The Last Prince of the Mexican Empire is based on the strange but true story of Maximilian, his court, and Agustín de Iturbide y Green, the half-American grandchild of Mexico’s first emperor, and it is fleshed out by more than seven years of original research. Why then did I write it as a novel? Because the facts laid bare make little sense.Why Maximilian and Carlota came to Mexico, why Maximilian took the Iturbide child and why the Iturbides agreed, initially, are all questions impossible to answer without an understanding of their personalities and motives. Put another way, these are all matters of character and emotions, and for this kind of exploration the novel, as a form, is unsurpassed. I think of the form as a kind of vivid dream or, to use a more modern term, “virtual reality”– it allows you to experience what it would be like to, say, come into the parlor and sip ginger tea and pass around a carte-de-visite; dance at a ball; push through a cheering crowd; smell of the razorsharp air in a pine forest. And this very vividness is what invites people, I hope, to feel more empathy with the people in this time, this place, and caught in these situations.
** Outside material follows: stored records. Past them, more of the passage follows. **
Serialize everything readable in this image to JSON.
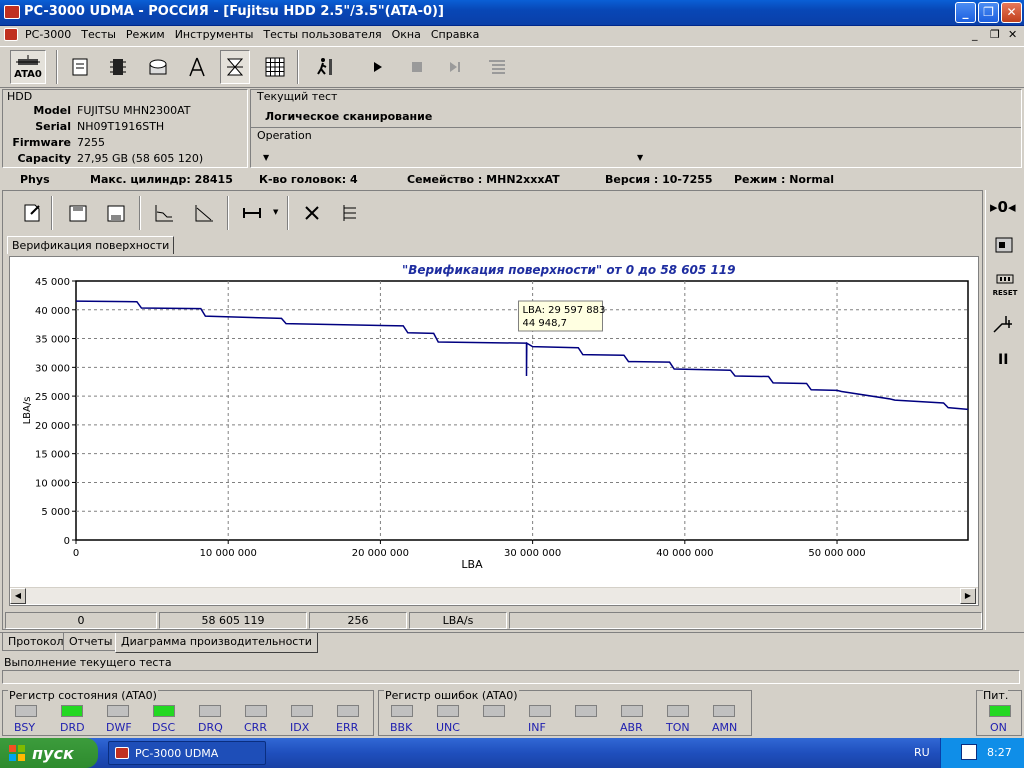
{
  "window": {
    "title": "PC-3000 UDMA - РОССИЯ - [Fujitsu HDD 2.5\"/3.5\"(ATA-0)]"
  },
  "menu": {
    "items": [
      "PC-3000",
      "Тесты",
      "Режим",
      "Инструменты",
      "Тесты пользователя",
      "Окна",
      "Справка"
    ]
  },
  "toolbar": {
    "ata_label": "ATA0"
  },
  "hdd": {
    "group_label": "HDD",
    "model_label": "Model",
    "model": "FUJITSU MHN2300AT",
    "serial_label": "Serial",
    "serial": "NH09T1916STH",
    "firmware_label": "Firmware",
    "firmware": "7255",
    "capacity_label": "Capacity",
    "capacity": "27,95 GB (58 605 120)"
  },
  "test": {
    "group_label": "Текущий тест",
    "name": "Логическое сканирование",
    "operation_label": "Operation"
  },
  "infobar": {
    "phys": "Phys",
    "cyl": "Макс. цилиндр: 28415",
    "heads": "К-во головок: 4",
    "family": "Семейство : MHN2xxxAT",
    "version": "Версия : 10-7255",
    "mode": "Режим : Normal"
  },
  "doc_tab": "Верификация поверхности",
  "side": {
    "reset_label": "RESET"
  },
  "chart_data": {
    "type": "line",
    "title": "\"Верификация поверхности\" от 0 до 58 605 119",
    "xlabel": "LBA",
    "ylabel": "LBA/s",
    "xlim": [
      0,
      58605119
    ],
    "ylim": [
      0,
      45000
    ],
    "x_ticks": [
      "0",
      "10 000 000",
      "20 000 000",
      "30 000 000",
      "40 000 000",
      "50 000 000"
    ],
    "x_tick_values": [
      0,
      10000000,
      20000000,
      30000000,
      40000000,
      50000000
    ],
    "y_ticks": [
      "0",
      "5 000",
      "10 000",
      "15 000",
      "20 000",
      "25 000",
      "30 000",
      "35 000",
      "40 000",
      "45 000"
    ],
    "y_tick_values": [
      0,
      5000,
      10000,
      15000,
      20000,
      25000,
      30000,
      35000,
      40000,
      45000
    ],
    "grid": true,
    "series": [
      {
        "color": "#000080",
        "x": [
          0,
          4000000,
          4300000,
          8200000,
          8500000,
          13500000,
          13800000,
          21500000,
          21800000,
          23500000,
          23800000,
          29500000,
          29597883,
          30000000,
          33000000,
          33300000,
          36000000,
          36300000,
          39000000,
          39300000,
          43000000,
          43300000,
          45500000,
          45800000,
          48000000,
          48300000,
          50000000,
          50300000,
          53500000,
          53800000,
          57000000,
          57300000,
          58605119
        ],
        "y": [
          41500,
          41400,
          40300,
          40200,
          38900,
          38500,
          37600,
          37200,
          36000,
          35900,
          34400,
          34200,
          44948.7,
          33600,
          33400,
          32200,
          32100,
          31000,
          30900,
          29700,
          29500,
          28500,
          28400,
          27300,
          27200,
          26100,
          26000,
          25800,
          24500,
          24300,
          23800,
          23000,
          22700
        ]
      }
    ],
    "tooltip": {
      "lba": "LBA: 29 597 883",
      "value": "44 948,7"
    }
  },
  "statusgrid": {
    "start": "0",
    "end": "58 605 119",
    "block": "256",
    "unit": "LBA/s"
  },
  "bottom_tabs": [
    "Протокол",
    "Отчеты",
    "Диаграмма производительности"
  ],
  "status_text": "Выполнение текущего теста",
  "status_register": {
    "label": "Регистр состояния (ATA0)",
    "items": [
      {
        "name": "BSY",
        "on": false
      },
      {
        "name": "DRD",
        "on": true
      },
      {
        "name": "DWF",
        "on": false
      },
      {
        "name": "DSC",
        "on": true
      },
      {
        "name": "DRQ",
        "on": false
      },
      {
        "name": "CRR",
        "on": false
      },
      {
        "name": "IDX",
        "on": false
      },
      {
        "name": "ERR",
        "on": false
      }
    ]
  },
  "error_register": {
    "label": "Регистр ошибок (ATA0)",
    "items": [
      {
        "name": "BBK",
        "on": false
      },
      {
        "name": "UNC",
        "on": false
      },
      {
        "name": "",
        "on": false
      },
      {
        "name": "INF",
        "on": false
      },
      {
        "name": "",
        "on": false
      },
      {
        "name": "ABR",
        "on": false
      },
      {
        "name": "TON",
        "on": false
      },
      {
        "name": "AMN",
        "on": false
      }
    ]
  },
  "power": {
    "label": "Пит.",
    "state": "ON"
  },
  "taskbar": {
    "start": "пуск",
    "task": "PC-3000 UDMA",
    "lang": "RU",
    "time": "8:27"
  }
}
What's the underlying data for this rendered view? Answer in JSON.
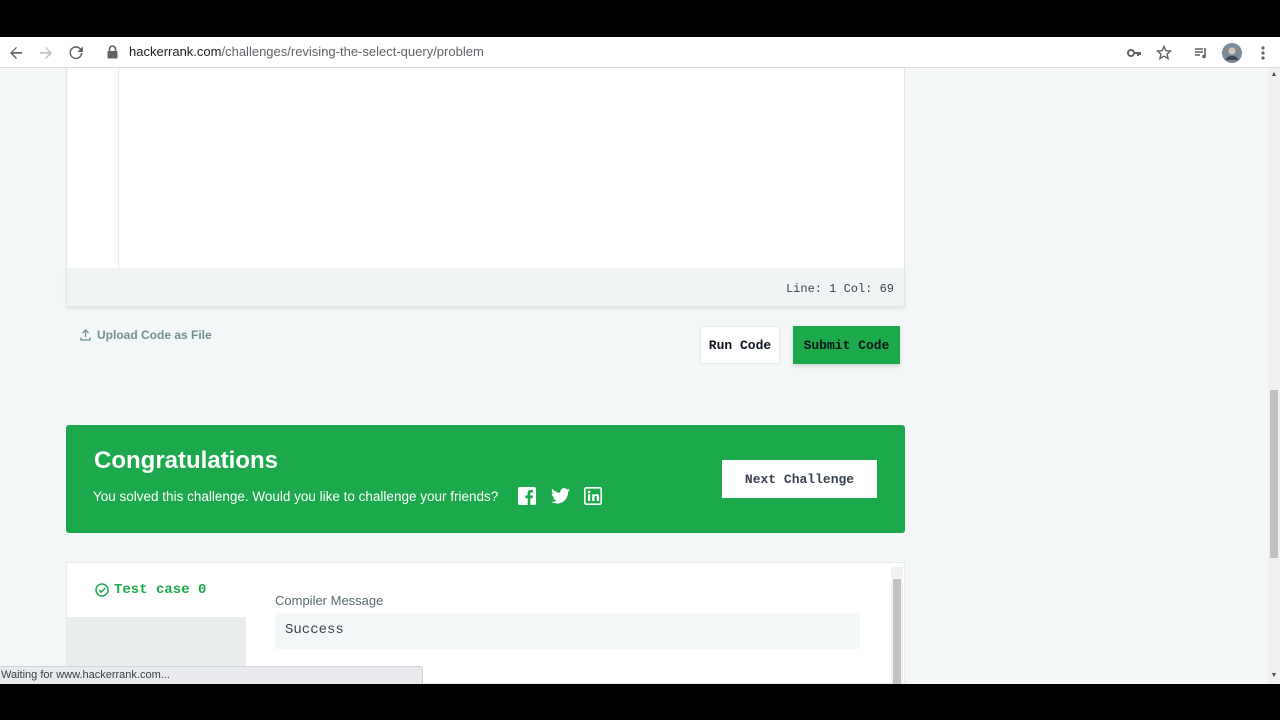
{
  "browser": {
    "url_domain": "hackerrank.com",
    "url_path": "/challenges/revising-the-select-query/problem",
    "status_text": "Waiting for www.hackerrank.com..."
  },
  "editor": {
    "cursor_position": "Line: 1 Col: 69"
  },
  "actions": {
    "upload_label": "Upload Code as File",
    "run_label": "Run Code",
    "submit_label": "Submit Code"
  },
  "congrats": {
    "title": "Congratulations",
    "subtitle": "You solved this challenge. Would you like to challenge your friends?",
    "next_label": "Next Challenge"
  },
  "results": {
    "testcase_label": "Test case 0",
    "compiler_label": "Compiler Message",
    "compiler_value": "Success"
  },
  "colors": {
    "accent_green": "#1ba94c",
    "page_bg": "#f3f7f7"
  }
}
I’m not saying I want the reader to approve of any of this, but to come into the experience of it, and so understand Mexico’s Second Empire—the whole sprawlingly transnational glamorous ghastly mess— a little better.
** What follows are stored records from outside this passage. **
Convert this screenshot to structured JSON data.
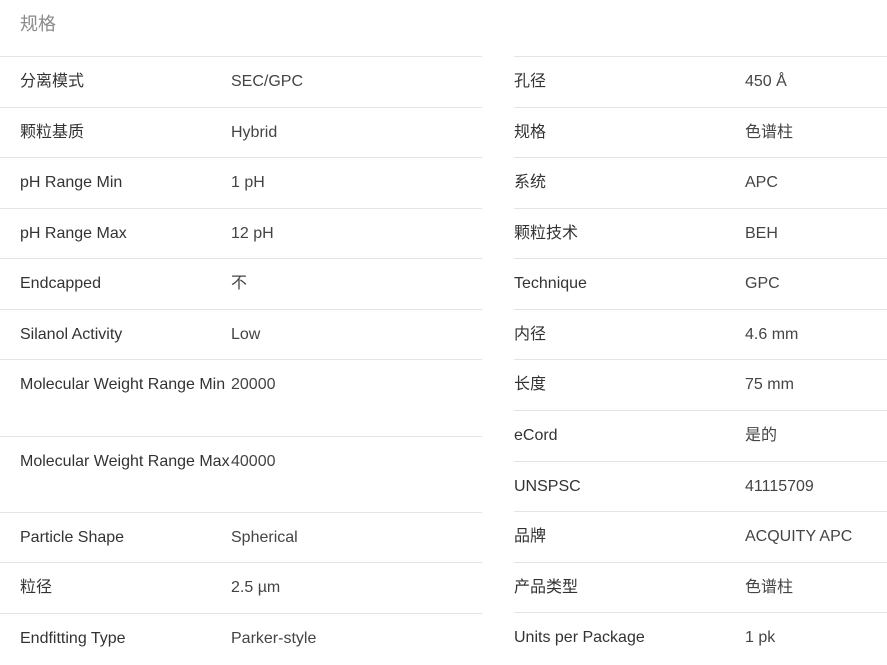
{
  "section": {
    "title": "规格"
  },
  "left_rows": [
    {
      "key": "分离模式",
      "value": "SEC/GPC"
    },
    {
      "key": "颗粒基质",
      "value": "Hybrid"
    },
    {
      "key": "pH Range Min",
      "value": "1 pH"
    },
    {
      "key": "pH Range Max",
      "value": "12 pH"
    },
    {
      "key": "Endcapped",
      "value": "不"
    },
    {
      "key": "Silanol Activity",
      "value": "Low"
    },
    {
      "key": "Molecular Weight Range Min",
      "value": "20000"
    },
    {
      "key": "Molecular Weight Range Max",
      "value": "40000"
    },
    {
      "key": "Particle Shape",
      "value": "Spherical"
    },
    {
      "key": "粒径",
      "value": "2.5 µm"
    },
    {
      "key": "Endfitting Type",
      "value": "Parker-style"
    }
  ],
  "right_rows": [
    {
      "key": "孔径",
      "value": "450 Å"
    },
    {
      "key": "规格",
      "value": "色谱柱"
    },
    {
      "key": "系统",
      "value": "APC"
    },
    {
      "key": "颗粒技术",
      "value": "BEH"
    },
    {
      "key": "Technique",
      "value": "GPC"
    },
    {
      "key": "内径",
      "value": "4.6 mm"
    },
    {
      "key": "长度",
      "value": "75 mm"
    },
    {
      "key": "eCord",
      "value": "是的"
    },
    {
      "key": "UNSPSC",
      "value": "41115709"
    },
    {
      "key": "品牌",
      "value": "ACQUITY APC"
    },
    {
      "key": "产品类型",
      "value": "色谱柱"
    },
    {
      "key": "Units per Package",
      "value": "1 pk"
    }
  ]
}
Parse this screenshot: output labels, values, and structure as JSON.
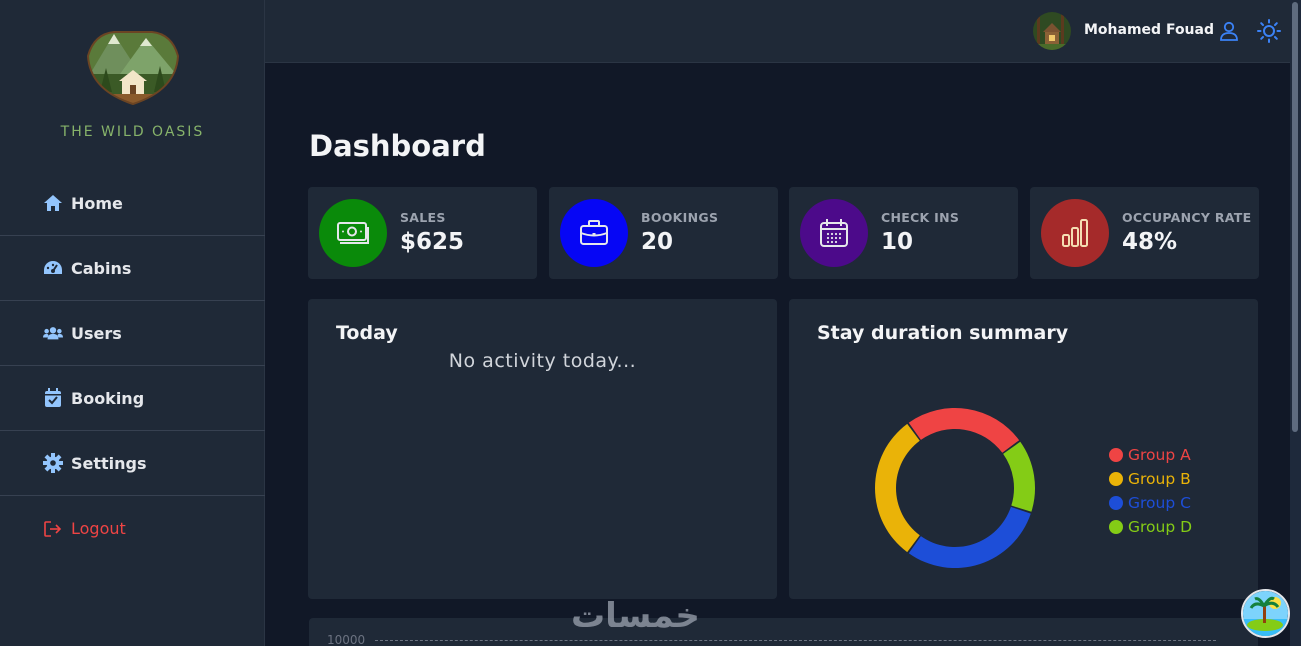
{
  "sidebar": {
    "brand": "THE WILD OASIS",
    "items": [
      {
        "label": "Home",
        "icon": "home-icon"
      },
      {
        "label": "Cabins",
        "icon": "gauge-icon"
      },
      {
        "label": "Users",
        "icon": "users-icon"
      },
      {
        "label": "Booking",
        "icon": "calendar-check-icon"
      },
      {
        "label": "Settings",
        "icon": "gear-icon"
      },
      {
        "label": "Logout",
        "icon": "logout-icon"
      }
    ]
  },
  "header": {
    "username": "Mohamed Fouad",
    "icons": [
      "user-icon",
      "sun-icon"
    ]
  },
  "main": {
    "title": "Dashboard",
    "stats": [
      {
        "label": "SALES",
        "value": "$625",
        "color": "#0a8a0a",
        "icon": "banknotes-icon"
      },
      {
        "label": "BOOKINGS",
        "value": "20",
        "color": "#0606f5",
        "icon": "briefcase-icon"
      },
      {
        "label": "CHECK INS",
        "value": "10",
        "color": "#4c0a8a",
        "icon": "calendar-days-icon"
      },
      {
        "label": "OCCUPANCY RATE",
        "value": "48%",
        "color": "#a52a2a",
        "icon": "chart-bar-icon"
      }
    ],
    "today": {
      "title": "Today",
      "empty_text": "No activity today..."
    },
    "duration": {
      "title": "Stay duration summary",
      "legend": [
        {
          "label": "Group A",
          "color": "#ef4444"
        },
        {
          "label": "Group B",
          "color": "#eab308"
        },
        {
          "label": "Group C",
          "color": "#1d4ed8"
        },
        {
          "label": "Group D",
          "color": "#84cc16"
        }
      ]
    },
    "sales_chart": {
      "y_tick": "10000"
    }
  },
  "chart_data": {
    "type": "pie",
    "variant": "donut",
    "title": "Stay duration summary",
    "series": [
      {
        "name": "Group A",
        "values": [
          25
        ]
      },
      {
        "name": "Group D",
        "values": [
          15
        ]
      },
      {
        "name": "Group C",
        "values": [
          30
        ]
      },
      {
        "name": "Group B",
        "values": [
          30
        ]
      }
    ],
    "legend_position": "right"
  },
  "watermark": "خمسات"
}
The following is an excerpt from the second half of the novel, towards the end of the chapter “Flowers & Fish & Birds & Butterflies.” It takes place in the Casa Borda, the Imperial Residence in the little village of Cuernavaca, where the Emperor Maximilian, emulating his European counterparts, has retreated from his capital, Mexico City, to hold court in a less formal environment. It is January of 1866, less than two years after having so painfully renounced his rights as an Archduke of Austria, and less than two until his execution by a firing squad in Querétaro. Maximilian senses his government’s impending doom; already he is flirting, tenuously, with the idea of abdication. The prince of the novel’s title is Agustín de Iturbide y Green, a toddler, whose American mother is, at this point, in Paris, scheming with the U.S. minister there to wrench him back from Maximilian. In September 1865— only a few months before this scene— the child was made an Imperial Highness, removed his his parents, and brought into the court.
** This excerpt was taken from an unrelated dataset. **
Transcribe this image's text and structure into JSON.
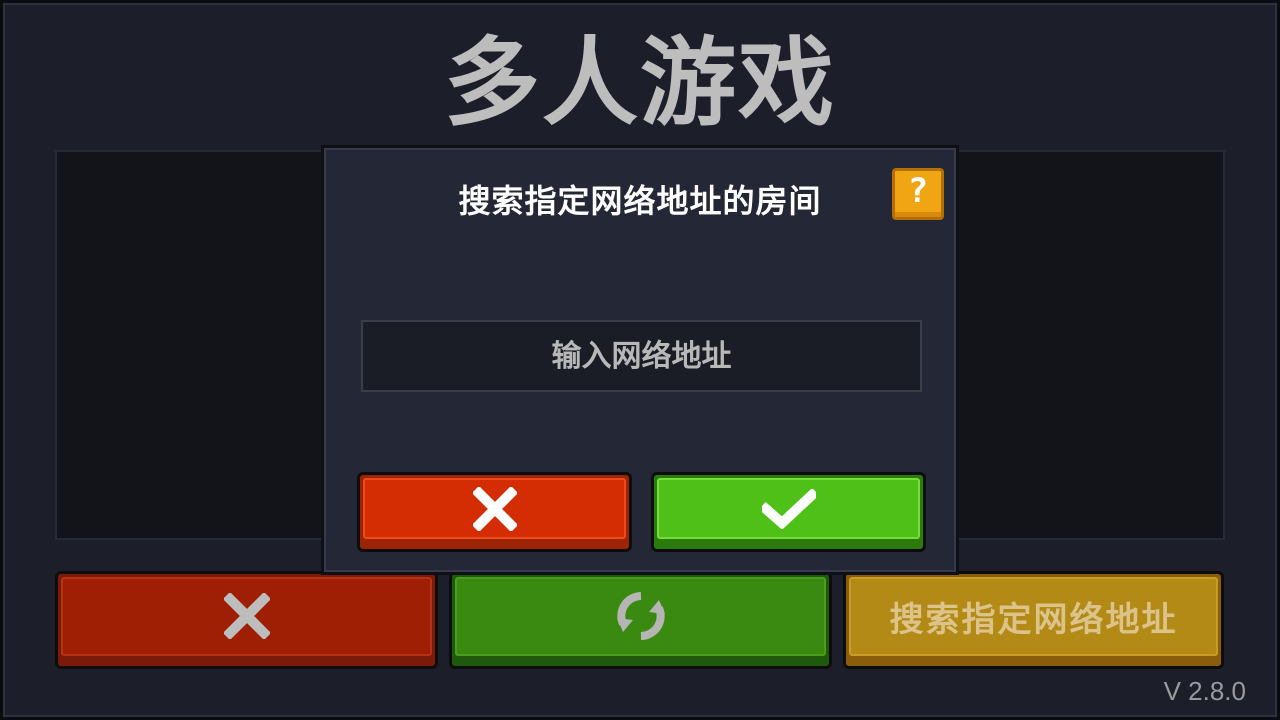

Though Maximilian and his consort, Carlota, were childless, this was not an adoption, precisely; as specified by the contract with the Iturbide family, which was negotiated (though not signed) by Carlota, Maximilian became the child’s tutor, and the child’s spinster aunt, Princess Josefa de Iturbide, the co-tutoress. Upon delivering the child to the palace, the parents were advised that it would be best for their health to depart Mexico immediately. In all events, their very generous pensions would only be payable in Paris. What was this all about? Read on.
A note about a few of the characters mentioned in this scene: Professor Bilimeck was a cappuchin monk and botantist who frequently accompanied Maximilian on his many collecting expeditions; José Luis was José Luis Blasio, Maximilian’s secretary and author of the memoir, Maximiliano íntimo; Franz Joseph was Maximilian’s older brother, the Kaiser of Austria; “Charlie” is the nickname for Count Karl Bombelles, a childhood friend who came to Mexico with Maximilian to head the Palatine Guard; Charlotte is Carlota (as Maximilian thinks of her); General Almonte, Grand Chamberlain of the Court; Monsieur Langlais, a finance expert sent to Mexico by France; and Bazaine, the Supreme Commander of the French Forces in Mexico.